Exercise aim: From the following material, say how many lines have "JSON" in them; write only the number.

BEGIN Data for this exercise

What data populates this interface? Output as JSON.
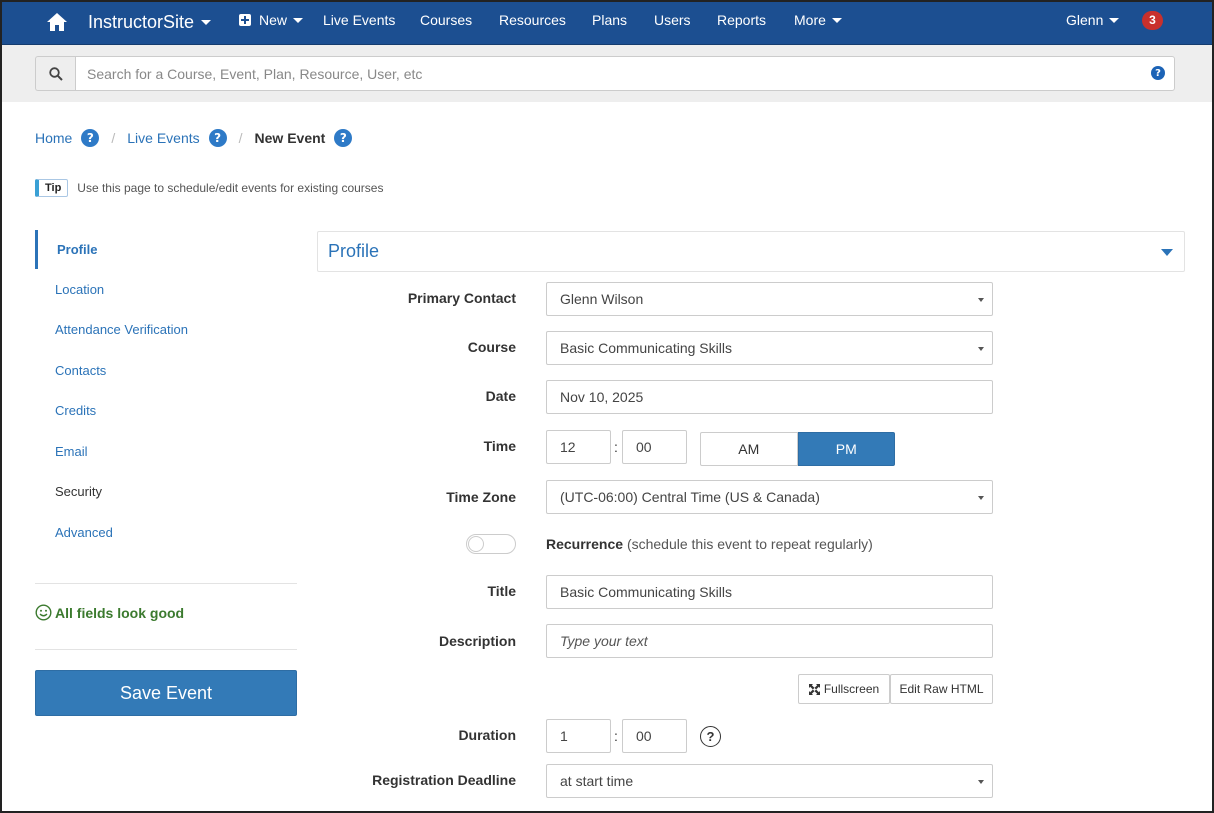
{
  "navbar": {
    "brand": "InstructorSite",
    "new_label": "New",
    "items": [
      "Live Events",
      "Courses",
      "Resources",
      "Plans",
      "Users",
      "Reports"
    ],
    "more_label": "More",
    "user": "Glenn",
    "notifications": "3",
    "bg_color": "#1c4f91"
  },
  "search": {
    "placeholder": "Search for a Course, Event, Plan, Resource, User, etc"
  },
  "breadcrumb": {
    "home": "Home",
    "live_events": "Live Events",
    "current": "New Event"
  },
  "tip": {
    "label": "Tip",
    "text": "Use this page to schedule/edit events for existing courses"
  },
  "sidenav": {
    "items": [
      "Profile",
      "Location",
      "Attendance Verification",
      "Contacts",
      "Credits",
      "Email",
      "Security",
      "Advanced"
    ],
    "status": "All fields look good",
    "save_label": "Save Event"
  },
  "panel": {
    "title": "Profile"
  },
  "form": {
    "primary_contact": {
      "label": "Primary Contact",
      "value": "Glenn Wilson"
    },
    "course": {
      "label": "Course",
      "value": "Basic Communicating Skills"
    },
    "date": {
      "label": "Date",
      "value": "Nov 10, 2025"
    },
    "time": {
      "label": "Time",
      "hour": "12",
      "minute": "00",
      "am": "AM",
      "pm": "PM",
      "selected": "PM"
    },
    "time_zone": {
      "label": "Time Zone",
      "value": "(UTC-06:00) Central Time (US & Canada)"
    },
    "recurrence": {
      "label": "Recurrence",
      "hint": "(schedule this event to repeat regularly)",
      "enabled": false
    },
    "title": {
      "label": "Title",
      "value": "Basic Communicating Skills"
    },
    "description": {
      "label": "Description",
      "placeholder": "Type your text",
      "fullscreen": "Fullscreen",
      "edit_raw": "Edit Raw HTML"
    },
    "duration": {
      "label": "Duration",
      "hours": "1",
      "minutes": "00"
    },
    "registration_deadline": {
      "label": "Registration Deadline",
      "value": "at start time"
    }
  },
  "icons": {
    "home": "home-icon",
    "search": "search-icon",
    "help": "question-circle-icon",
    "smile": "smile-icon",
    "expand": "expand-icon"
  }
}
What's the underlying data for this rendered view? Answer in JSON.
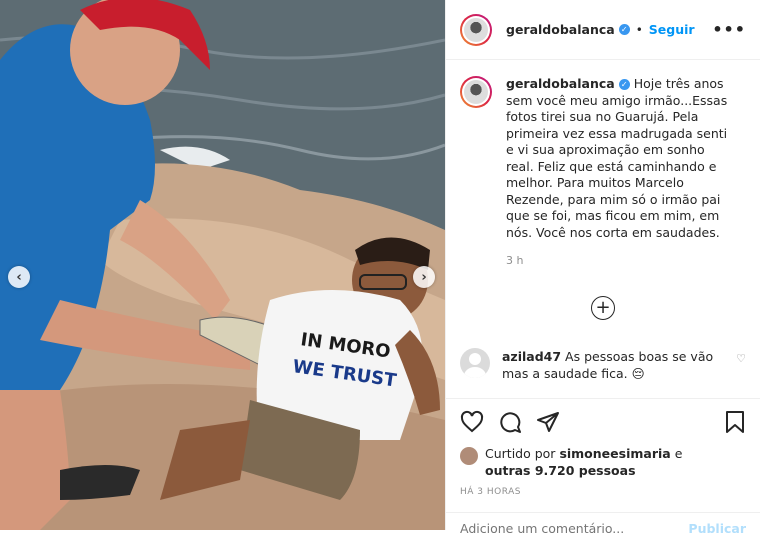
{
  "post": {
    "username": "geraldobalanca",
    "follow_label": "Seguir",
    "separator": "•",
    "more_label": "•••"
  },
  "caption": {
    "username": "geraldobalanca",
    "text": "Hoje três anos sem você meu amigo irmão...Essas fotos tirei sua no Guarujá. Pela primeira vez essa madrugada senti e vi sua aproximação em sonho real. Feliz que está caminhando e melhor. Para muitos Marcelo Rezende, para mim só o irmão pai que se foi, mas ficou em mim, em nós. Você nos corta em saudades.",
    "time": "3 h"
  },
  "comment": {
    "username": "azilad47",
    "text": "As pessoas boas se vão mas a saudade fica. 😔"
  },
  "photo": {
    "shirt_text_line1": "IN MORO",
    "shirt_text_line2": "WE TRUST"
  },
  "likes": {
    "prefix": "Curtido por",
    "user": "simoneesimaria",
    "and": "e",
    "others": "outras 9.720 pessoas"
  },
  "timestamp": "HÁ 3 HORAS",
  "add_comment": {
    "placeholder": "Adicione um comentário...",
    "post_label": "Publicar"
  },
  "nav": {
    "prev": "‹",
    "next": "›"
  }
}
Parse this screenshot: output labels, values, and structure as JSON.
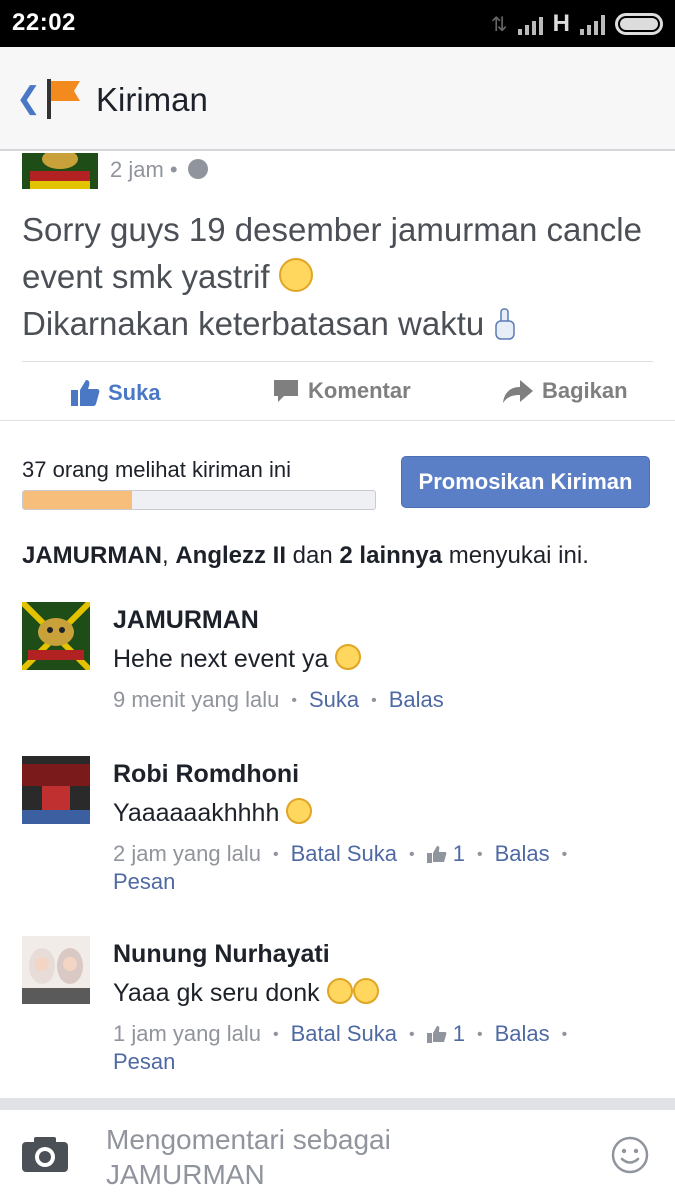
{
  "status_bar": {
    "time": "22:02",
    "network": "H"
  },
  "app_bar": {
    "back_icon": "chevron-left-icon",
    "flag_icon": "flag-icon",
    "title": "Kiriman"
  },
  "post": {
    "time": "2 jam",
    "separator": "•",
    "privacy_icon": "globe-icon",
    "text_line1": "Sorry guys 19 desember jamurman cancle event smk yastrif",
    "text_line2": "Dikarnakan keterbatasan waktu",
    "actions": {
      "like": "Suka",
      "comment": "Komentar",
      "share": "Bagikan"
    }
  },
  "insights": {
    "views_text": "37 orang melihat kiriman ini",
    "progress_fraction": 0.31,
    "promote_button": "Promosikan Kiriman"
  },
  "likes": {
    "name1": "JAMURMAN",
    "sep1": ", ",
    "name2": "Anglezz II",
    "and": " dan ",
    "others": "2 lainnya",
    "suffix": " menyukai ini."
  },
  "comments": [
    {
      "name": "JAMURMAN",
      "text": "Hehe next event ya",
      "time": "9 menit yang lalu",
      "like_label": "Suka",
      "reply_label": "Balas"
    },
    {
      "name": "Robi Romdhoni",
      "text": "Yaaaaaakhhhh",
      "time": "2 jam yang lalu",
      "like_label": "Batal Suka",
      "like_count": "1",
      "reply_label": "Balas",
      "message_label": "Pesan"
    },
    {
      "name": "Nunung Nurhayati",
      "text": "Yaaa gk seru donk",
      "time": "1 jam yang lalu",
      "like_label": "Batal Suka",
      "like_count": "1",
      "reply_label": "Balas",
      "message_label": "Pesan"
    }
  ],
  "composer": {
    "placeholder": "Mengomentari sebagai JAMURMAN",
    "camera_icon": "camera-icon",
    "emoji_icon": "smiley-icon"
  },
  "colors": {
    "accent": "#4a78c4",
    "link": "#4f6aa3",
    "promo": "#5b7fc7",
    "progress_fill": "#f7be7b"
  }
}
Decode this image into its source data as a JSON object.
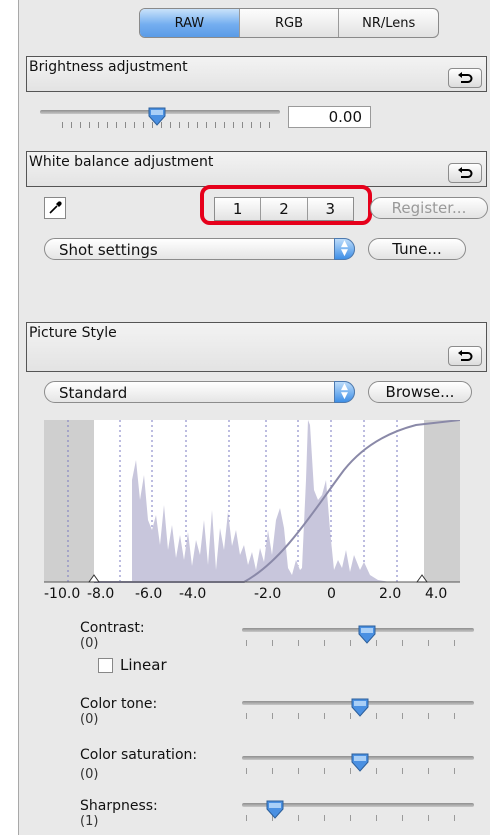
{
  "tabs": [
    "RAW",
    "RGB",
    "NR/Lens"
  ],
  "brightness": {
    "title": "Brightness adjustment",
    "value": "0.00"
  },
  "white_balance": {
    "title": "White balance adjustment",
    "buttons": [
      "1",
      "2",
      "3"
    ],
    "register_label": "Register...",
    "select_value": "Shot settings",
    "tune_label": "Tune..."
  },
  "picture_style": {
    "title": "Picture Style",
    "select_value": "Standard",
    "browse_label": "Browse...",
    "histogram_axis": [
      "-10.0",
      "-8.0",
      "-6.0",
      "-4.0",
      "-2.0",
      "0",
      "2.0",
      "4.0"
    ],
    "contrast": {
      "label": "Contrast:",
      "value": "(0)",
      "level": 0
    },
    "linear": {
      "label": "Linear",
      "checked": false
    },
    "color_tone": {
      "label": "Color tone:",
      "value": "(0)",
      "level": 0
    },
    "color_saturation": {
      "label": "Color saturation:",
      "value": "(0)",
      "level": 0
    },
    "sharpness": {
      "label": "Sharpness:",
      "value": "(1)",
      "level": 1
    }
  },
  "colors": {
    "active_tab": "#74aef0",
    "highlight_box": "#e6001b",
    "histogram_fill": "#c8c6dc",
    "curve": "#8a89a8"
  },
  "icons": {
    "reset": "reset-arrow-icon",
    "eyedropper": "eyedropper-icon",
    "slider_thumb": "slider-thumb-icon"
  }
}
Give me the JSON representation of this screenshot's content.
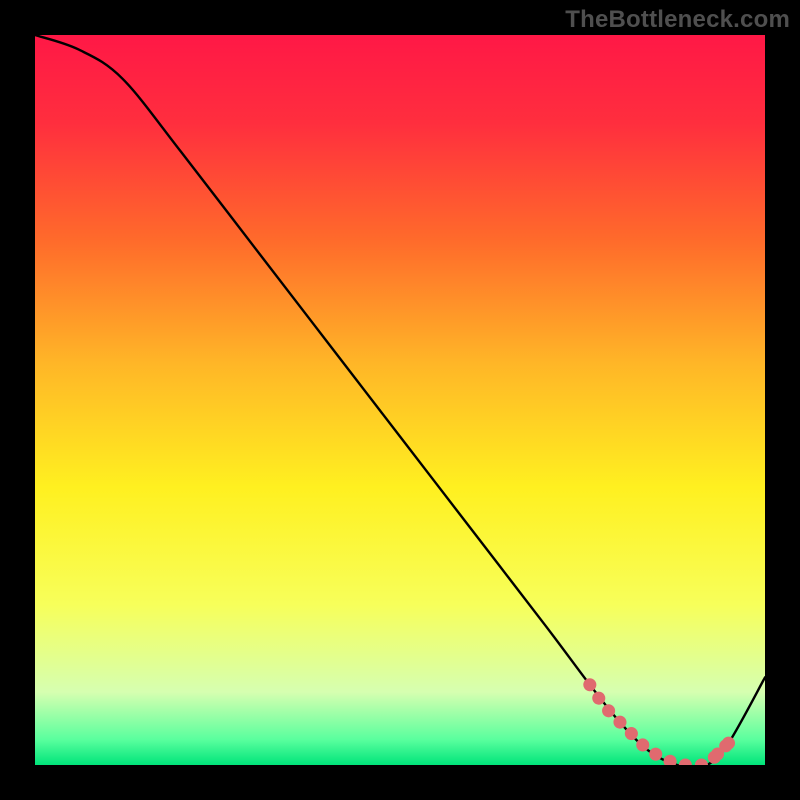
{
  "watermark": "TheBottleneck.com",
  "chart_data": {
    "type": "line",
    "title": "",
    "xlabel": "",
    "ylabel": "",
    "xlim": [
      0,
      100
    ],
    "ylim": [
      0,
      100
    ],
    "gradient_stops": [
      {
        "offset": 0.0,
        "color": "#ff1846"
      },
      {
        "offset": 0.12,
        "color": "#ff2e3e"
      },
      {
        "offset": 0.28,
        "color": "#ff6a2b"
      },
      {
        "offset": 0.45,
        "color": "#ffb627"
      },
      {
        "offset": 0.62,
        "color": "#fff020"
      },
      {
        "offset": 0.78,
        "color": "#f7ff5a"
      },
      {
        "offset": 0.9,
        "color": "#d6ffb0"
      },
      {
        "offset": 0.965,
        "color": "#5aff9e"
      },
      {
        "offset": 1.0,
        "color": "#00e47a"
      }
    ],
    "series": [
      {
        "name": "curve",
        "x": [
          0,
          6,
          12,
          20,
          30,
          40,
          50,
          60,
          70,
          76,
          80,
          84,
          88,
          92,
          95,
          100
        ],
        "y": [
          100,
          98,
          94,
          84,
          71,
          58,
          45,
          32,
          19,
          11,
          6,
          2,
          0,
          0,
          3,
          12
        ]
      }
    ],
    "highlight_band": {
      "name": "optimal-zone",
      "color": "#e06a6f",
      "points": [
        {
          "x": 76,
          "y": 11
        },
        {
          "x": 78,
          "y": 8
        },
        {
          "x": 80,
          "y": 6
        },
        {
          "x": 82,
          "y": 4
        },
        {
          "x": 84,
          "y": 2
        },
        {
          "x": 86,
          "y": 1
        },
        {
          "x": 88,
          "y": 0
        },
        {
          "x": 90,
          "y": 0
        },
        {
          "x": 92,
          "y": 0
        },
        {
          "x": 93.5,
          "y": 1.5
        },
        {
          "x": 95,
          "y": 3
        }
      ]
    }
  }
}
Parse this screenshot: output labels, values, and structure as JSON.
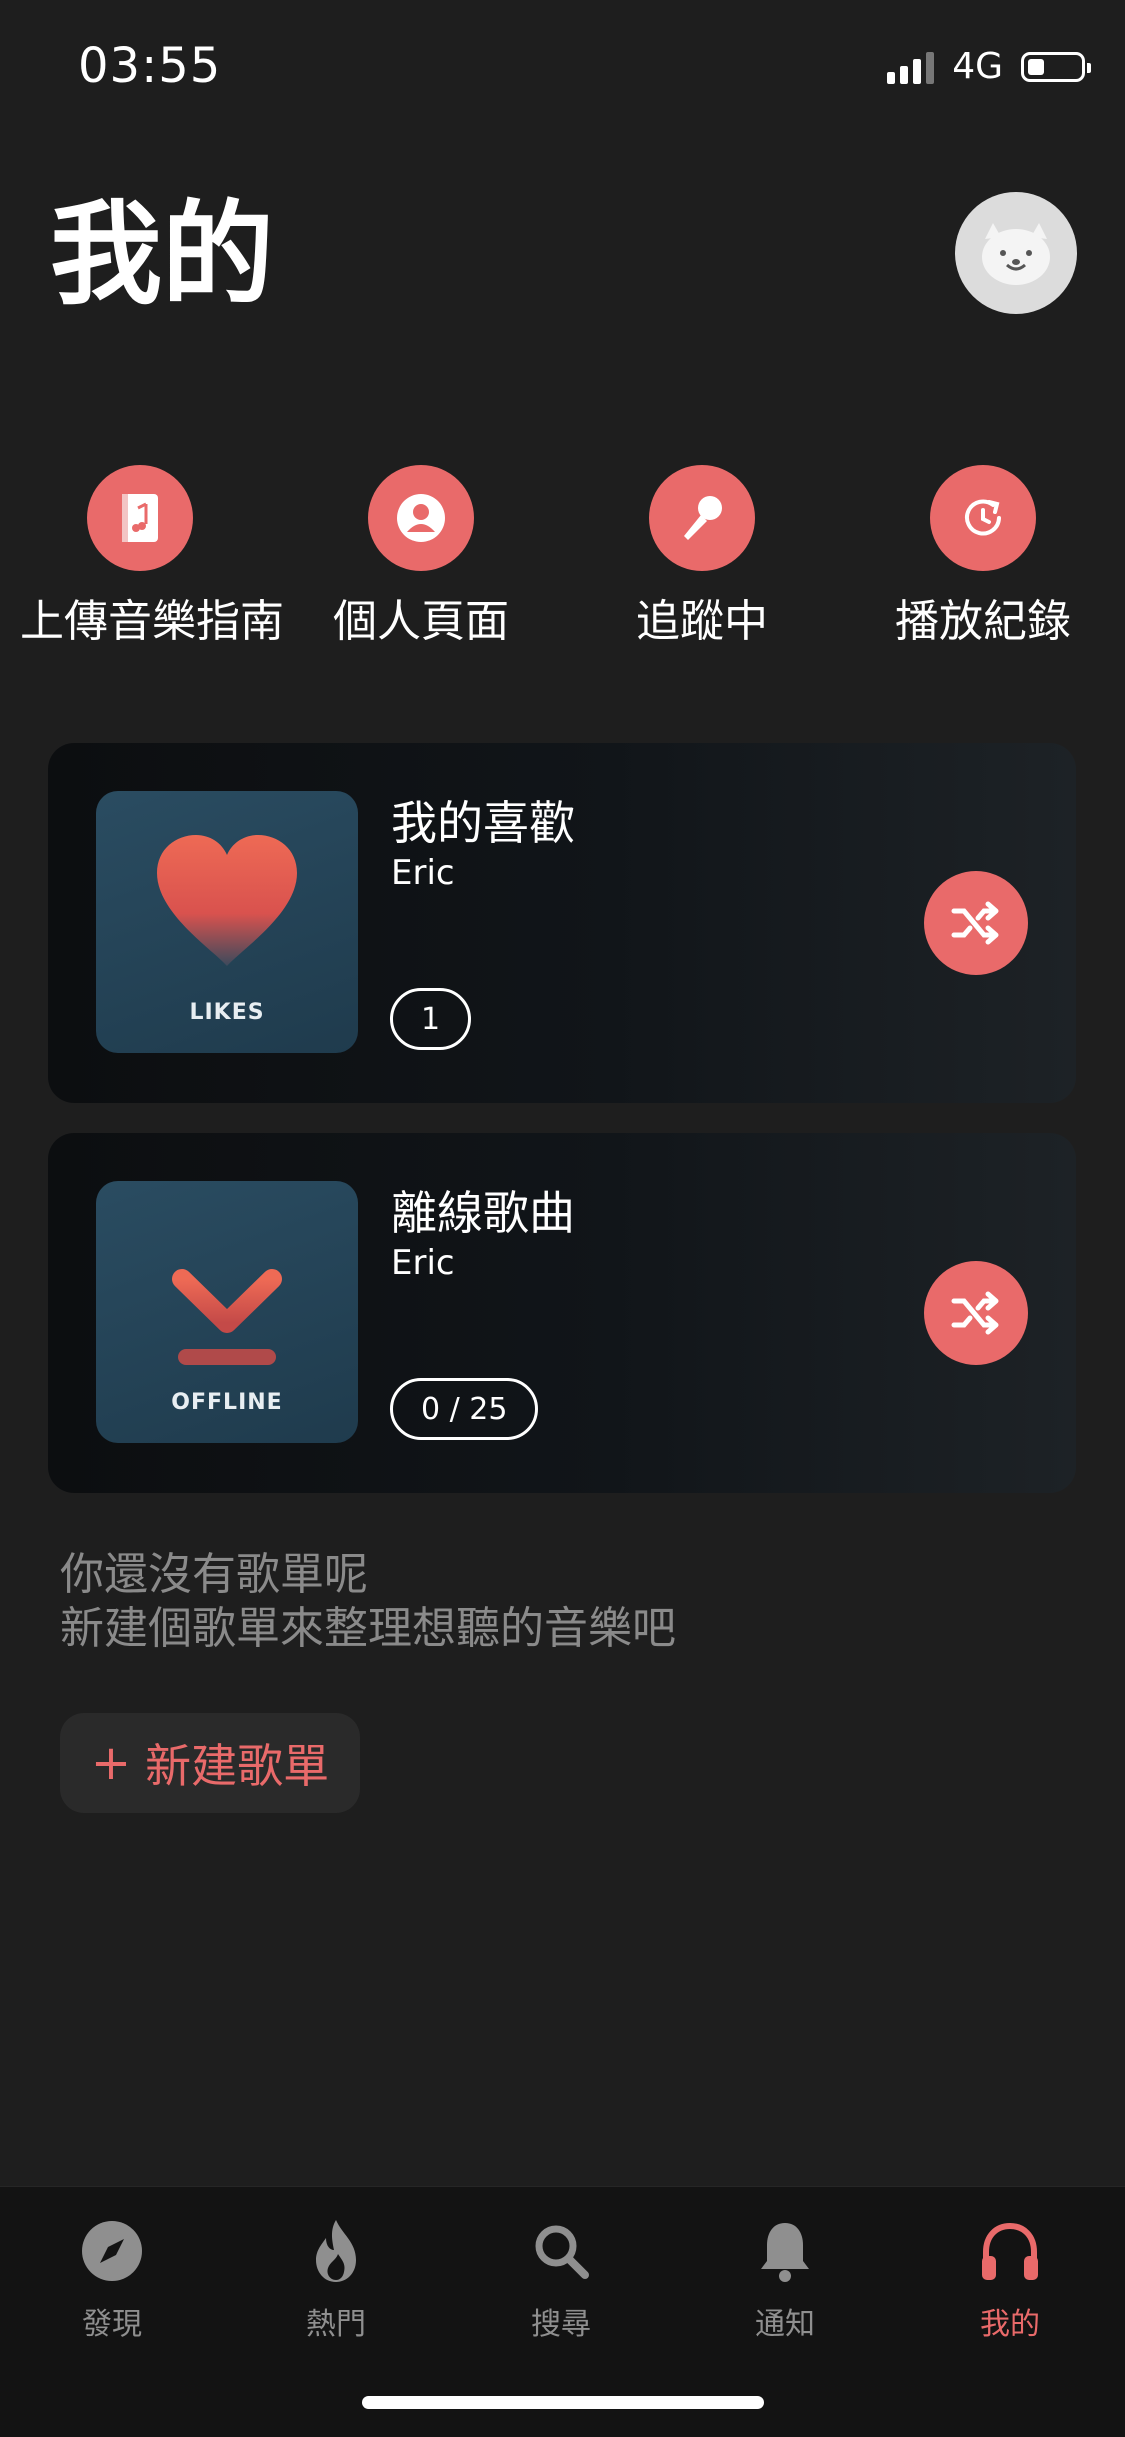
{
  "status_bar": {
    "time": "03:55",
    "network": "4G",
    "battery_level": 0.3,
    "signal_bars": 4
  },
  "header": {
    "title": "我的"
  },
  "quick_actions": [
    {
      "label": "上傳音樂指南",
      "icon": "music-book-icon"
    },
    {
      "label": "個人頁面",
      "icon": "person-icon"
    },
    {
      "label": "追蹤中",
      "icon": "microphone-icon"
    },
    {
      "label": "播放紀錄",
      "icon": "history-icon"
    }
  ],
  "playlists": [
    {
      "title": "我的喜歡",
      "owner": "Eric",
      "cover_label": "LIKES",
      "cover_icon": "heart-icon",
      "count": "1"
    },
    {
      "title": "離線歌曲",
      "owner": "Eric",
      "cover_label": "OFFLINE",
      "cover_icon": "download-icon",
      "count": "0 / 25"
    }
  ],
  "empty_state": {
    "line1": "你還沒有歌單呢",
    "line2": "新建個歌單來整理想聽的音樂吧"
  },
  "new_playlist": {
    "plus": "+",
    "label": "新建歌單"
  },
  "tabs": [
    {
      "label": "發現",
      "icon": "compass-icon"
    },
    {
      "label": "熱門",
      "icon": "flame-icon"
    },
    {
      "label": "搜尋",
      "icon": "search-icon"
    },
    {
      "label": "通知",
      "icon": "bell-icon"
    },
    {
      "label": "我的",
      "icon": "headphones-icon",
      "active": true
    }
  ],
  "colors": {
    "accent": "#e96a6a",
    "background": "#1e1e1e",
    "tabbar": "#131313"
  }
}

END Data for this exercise

The completed task: 6